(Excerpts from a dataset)
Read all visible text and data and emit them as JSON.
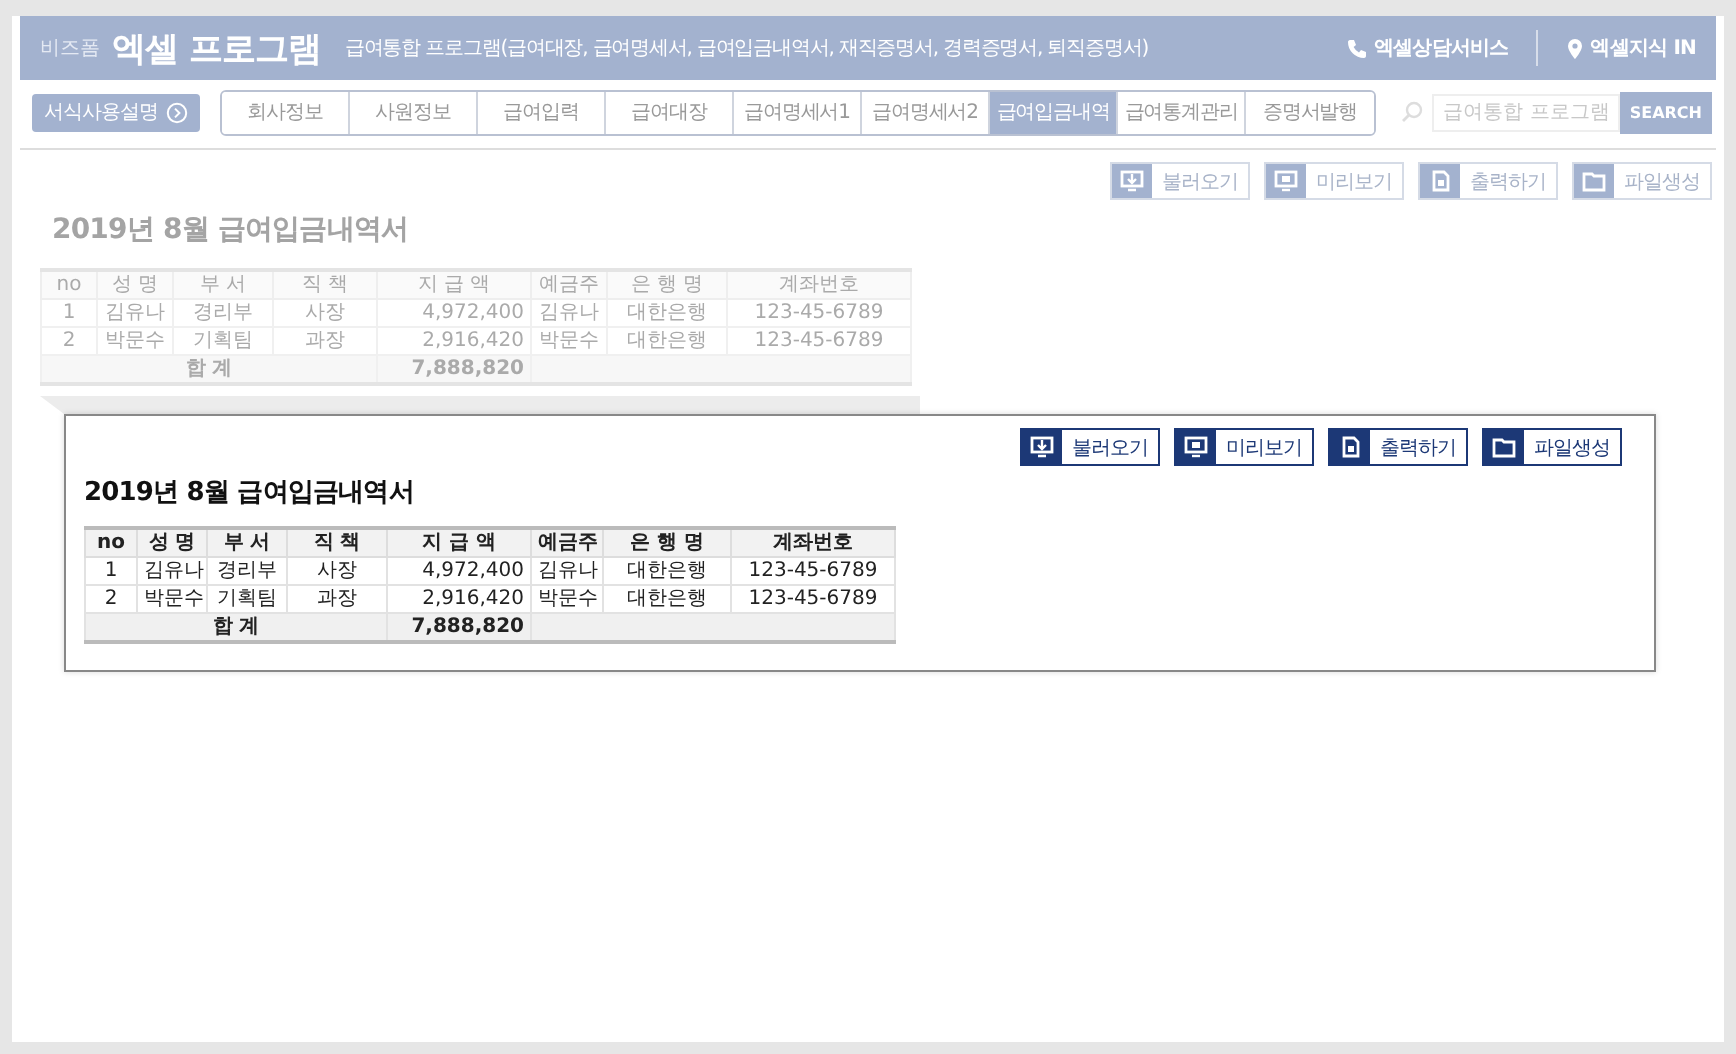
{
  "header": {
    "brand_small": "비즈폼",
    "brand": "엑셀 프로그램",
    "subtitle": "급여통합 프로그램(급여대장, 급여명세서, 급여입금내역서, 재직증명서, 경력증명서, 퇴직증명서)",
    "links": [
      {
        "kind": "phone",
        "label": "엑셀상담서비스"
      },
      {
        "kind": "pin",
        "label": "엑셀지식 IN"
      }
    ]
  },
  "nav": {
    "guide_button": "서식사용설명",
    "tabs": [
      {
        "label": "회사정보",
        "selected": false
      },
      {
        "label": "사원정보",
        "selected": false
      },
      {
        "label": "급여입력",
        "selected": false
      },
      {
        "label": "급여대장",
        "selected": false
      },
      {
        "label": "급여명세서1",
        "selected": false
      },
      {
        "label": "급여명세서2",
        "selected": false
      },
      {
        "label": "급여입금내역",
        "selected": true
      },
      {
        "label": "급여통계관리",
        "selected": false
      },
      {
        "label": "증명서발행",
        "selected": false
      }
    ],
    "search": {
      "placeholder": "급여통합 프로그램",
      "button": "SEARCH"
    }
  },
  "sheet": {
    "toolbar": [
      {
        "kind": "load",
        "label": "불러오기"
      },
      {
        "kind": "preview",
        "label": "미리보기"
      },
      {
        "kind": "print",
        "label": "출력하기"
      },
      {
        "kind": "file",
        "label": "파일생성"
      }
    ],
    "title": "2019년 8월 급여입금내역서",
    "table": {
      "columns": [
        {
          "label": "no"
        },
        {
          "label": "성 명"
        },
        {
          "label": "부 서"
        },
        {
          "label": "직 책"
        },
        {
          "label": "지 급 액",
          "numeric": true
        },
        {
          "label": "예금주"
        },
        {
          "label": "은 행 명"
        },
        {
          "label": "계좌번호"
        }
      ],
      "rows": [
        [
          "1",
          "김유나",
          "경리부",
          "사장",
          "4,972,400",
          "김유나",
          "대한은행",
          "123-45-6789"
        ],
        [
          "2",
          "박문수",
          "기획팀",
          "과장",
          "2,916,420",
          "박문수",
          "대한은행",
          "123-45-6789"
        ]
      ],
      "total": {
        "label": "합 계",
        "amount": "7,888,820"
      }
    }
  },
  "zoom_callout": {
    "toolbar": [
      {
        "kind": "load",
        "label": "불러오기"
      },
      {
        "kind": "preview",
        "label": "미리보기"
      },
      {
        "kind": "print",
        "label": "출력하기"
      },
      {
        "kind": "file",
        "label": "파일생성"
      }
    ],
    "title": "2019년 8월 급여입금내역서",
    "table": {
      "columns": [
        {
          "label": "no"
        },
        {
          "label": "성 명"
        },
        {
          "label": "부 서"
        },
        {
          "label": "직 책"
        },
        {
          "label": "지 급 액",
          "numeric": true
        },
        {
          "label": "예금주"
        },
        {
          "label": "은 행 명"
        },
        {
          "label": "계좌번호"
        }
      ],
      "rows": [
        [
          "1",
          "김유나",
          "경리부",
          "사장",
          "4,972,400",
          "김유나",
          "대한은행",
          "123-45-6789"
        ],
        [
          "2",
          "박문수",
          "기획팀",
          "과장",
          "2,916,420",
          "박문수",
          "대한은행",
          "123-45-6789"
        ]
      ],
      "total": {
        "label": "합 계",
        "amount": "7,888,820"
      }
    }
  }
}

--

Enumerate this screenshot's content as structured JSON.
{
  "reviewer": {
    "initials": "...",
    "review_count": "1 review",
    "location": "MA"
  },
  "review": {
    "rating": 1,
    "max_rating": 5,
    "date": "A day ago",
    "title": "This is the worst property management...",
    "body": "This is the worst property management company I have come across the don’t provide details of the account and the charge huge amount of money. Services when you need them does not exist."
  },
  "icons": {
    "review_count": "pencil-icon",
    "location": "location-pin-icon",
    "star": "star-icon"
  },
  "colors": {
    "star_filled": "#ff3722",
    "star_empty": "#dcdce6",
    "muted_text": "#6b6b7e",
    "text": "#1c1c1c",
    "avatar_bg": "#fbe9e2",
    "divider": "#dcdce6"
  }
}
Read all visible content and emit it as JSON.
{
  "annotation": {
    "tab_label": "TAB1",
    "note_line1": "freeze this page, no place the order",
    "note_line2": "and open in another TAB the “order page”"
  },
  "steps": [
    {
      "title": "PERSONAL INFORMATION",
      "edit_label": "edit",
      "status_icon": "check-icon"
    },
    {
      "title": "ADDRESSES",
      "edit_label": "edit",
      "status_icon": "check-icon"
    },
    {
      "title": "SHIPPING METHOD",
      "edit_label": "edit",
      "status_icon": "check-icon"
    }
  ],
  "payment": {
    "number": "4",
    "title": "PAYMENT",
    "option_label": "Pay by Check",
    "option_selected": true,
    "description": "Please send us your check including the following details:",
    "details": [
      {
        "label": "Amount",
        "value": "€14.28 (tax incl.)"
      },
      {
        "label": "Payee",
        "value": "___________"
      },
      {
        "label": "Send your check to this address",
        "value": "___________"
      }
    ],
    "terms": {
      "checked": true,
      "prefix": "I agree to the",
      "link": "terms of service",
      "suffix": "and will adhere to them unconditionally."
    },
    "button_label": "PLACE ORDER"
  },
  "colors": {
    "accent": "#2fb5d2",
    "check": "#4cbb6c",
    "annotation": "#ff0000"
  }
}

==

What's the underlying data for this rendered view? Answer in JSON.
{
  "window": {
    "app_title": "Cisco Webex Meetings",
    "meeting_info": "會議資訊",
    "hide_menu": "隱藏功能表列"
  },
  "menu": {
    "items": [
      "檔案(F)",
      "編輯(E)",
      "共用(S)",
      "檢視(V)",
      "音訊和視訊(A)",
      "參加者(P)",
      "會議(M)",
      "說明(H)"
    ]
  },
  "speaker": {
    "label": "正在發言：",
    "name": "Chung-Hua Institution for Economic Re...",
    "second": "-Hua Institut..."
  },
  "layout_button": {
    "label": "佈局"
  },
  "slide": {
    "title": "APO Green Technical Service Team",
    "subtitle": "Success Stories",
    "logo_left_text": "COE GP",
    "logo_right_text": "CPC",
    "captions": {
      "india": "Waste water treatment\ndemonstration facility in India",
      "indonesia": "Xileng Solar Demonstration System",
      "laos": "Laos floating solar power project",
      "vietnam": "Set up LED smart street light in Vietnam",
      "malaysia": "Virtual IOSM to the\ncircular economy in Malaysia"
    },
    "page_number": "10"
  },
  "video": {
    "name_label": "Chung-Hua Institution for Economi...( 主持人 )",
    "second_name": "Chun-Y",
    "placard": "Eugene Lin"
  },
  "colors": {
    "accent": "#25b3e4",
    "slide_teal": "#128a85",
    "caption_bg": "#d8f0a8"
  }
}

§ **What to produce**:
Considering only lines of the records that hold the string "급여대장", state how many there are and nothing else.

§ **Response to the task**:
2